Discretionary spend 

  • Obituary – £81
  • Death and funeral notice – £93
  • Order of service sheets – £111
  • Funeral flowers – £220
  • Venue hire – £347
  • Additional limousine – £402
  • Catering for the reception – £476
  • Memorial headstone or plaque (excluding the cemetery fees) – £910
  • Urn – from £30

Source: SunLife Cost of Dying Report 2024

Extra funeral costs to consider

You have to consider a number of other costs, some or all of which may apply to you. They include:

  • Preparation, dressing and viewing of the deceased
  • Embalming
  • Photo slideshow or video tribute at the crematorium or chapel
  • Administration of the estate of the deceased (Probate)

Types of coffins and prices in the UK

One of the hardest decisions you have to make when arranging a funeral for someone you love is choosing a coffin. A good place to start is to understand the most popular types and how much they cost. The material they make a coffin or casket out of makes a big difference to the price. There are lots of materials to choose from, such as bamboo, cane, mahogany, oak, pine and willow, but the most popular are:

  • Wooden coffin: the cost of a wooden coffin depends on whether they make it from solid wood or it’s a wood effect or wood veneer coffin. The average cost of a solid wood coffin is around £650.
  • Wicker coffin: this is a coffin that has been handwoven out of a single material, typically willow. Prices range from £400 to £900.
  • Cardboard coffin: range in price from £250 to £700. Plain single-colour coffins tend to be the cheapest. While those with a glossy printed design cost considerably more.
  • Glitter coffin: the price of these varies considerably. Each one is bespoke so even an average price is not possible.
  • American-style casket: American-style casket - this type of coffin has a plush padded lining and 2-part lid that can be opened from the waist up to permit viewing of the deceased. The lid interior can feature a luxuriously embroidered panel. Prices for this type of coffin can start from £2,500 and go as high as £20,000 depending on the materials and design.

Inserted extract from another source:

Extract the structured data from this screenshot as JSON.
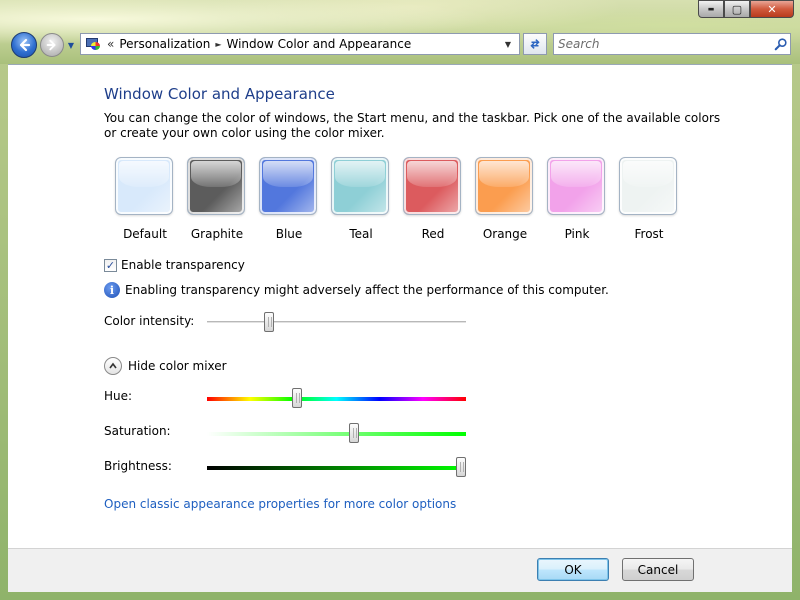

We’ve mentioned coffins and caskets, but is there a difference? The most obvious difference is their appearance. A casket tends to be rectangular, but a coffin will be the traditional shape that is tapered towards the head and foot ends. 

How to limit additional funeral costs

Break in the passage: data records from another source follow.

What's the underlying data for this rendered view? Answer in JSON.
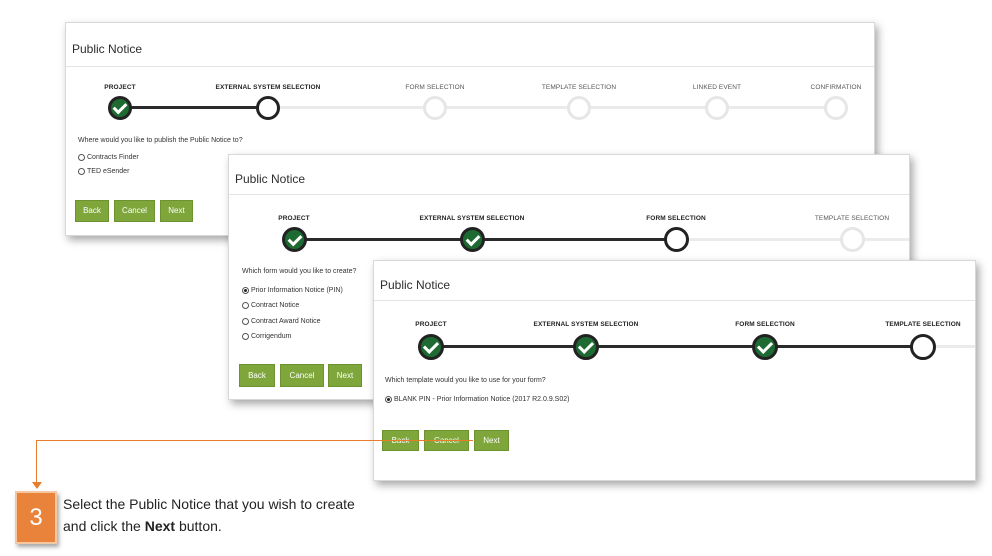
{
  "panel1": {
    "title": "Public Notice",
    "steps": [
      "PROJECT",
      "EXTERNAL SYSTEM SELECTION",
      "FORM SELECTION",
      "TEMPLATE SELECTION",
      "LINKED EVENT",
      "CONFIRMATION"
    ],
    "question": "Where would you like to publish the Public Notice to?",
    "options": [
      "Contracts Finder",
      "TED eSender"
    ],
    "buttons": {
      "back": "Back",
      "cancel": "Cancel",
      "next": "Next"
    }
  },
  "panel2": {
    "title": "Public Notice",
    "steps": [
      "PROJECT",
      "EXTERNAL SYSTEM SELECTION",
      "FORM SELECTION",
      "TEMPLATE SELECTION"
    ],
    "question": "Which form would you like to create?",
    "options": [
      "Prior Information Notice (PIN)",
      "Contract Notice",
      "Contract Award Notice",
      "Corrigendum"
    ],
    "selected": "Prior Information Notice (PIN)",
    "buttons": {
      "back": "Back",
      "cancel": "Cancel",
      "next": "Next"
    }
  },
  "panel3": {
    "title": "Public Notice",
    "steps": [
      "PROJECT",
      "EXTERNAL SYSTEM SELECTION",
      "FORM SELECTION",
      "TEMPLATE SELECTION"
    ],
    "question": "Which template would you like to use for your form?",
    "options": [
      "BLANK PIN - Prior Information Notice (2017 R2.0.9.S02)"
    ],
    "selected": "BLANK PIN - Prior Information Notice (2017 R2.0.9.S02)",
    "buttons": {
      "back": "Back",
      "cancel": "Cancel",
      "next": "Next"
    }
  },
  "callout": {
    "number": "3",
    "text_before": "Select the Public Notice that you wish to create",
    "text_line2_before": "and click the ",
    "text_bold": "Next",
    "text_after": " button."
  },
  "colors": {
    "button": "#7ea63b",
    "done_step": "#1d6a32",
    "callout": "#e87c2b"
  }
}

Saying goodbye in your own way doesn’t have to cost lots of money. Why not hold an inexpensive memorial service at home? This is particularly appropriate if your loved one was a quiet and contemplative type of person that wouldn’t have appreciated a lot of fuss.

Regional UK funeral costs vary

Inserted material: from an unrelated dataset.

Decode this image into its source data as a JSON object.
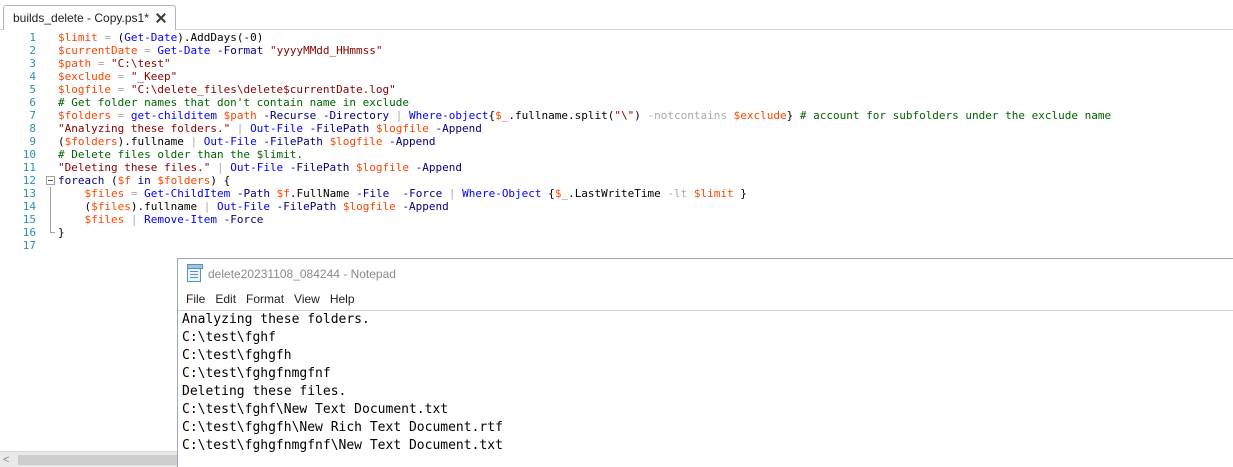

Where you live can make a huge difference to the cost of a funeral. The reason for this is the average cost of burials differs enormously. One of the most expensive locations is London. Here are some examples, taken from the SunLife report, for various areas of the UK:

  • East and West Midlands: £4,150
  • Yorkshire and the Humber: £4,065
  • South East; East of England: £4,643
  • London: £5,171

The highest funeral costs by region

According to the Royal London National Funeral Cost Index Report 2020, the following locations are the most expensive for a funeral:

  • Kensal Green £13,262 (burial)/ £3,156 (cremation)
  • Enfield £9,552/ £3,420
  • Beckenham £7,824/ £3,541
  • Southgate £7,590/ £3,396
  • Golders Green £7,628/ £3,201

Who is responsible for funeral costs? 

While a relative, friend or executor may take responsibility for the arrangements, the payment can come from the following sources:

  • Your own bank account - presenting an invoice and death certificate will release the funds to the funeral director  (as long as the account hasn't been closed or frozen)
  • Your estate - as it will take months to release funds from an estate,  someone will have to pay the funeral bill and claim the costs back.
  • Insurance policy - many people take out life insurance or Over 50s plans to leave a lump sum towards their funeral expenses. Some policies have a very low value so the deceased family may have to top this up.
  • Funeral plan - if you plan ahead for the costs of the funeral style you want your family will know your wishes and have little or no worries about the costs.

Get in touch to find out more about the Pure Cremation Pre-paid Funeral Plans.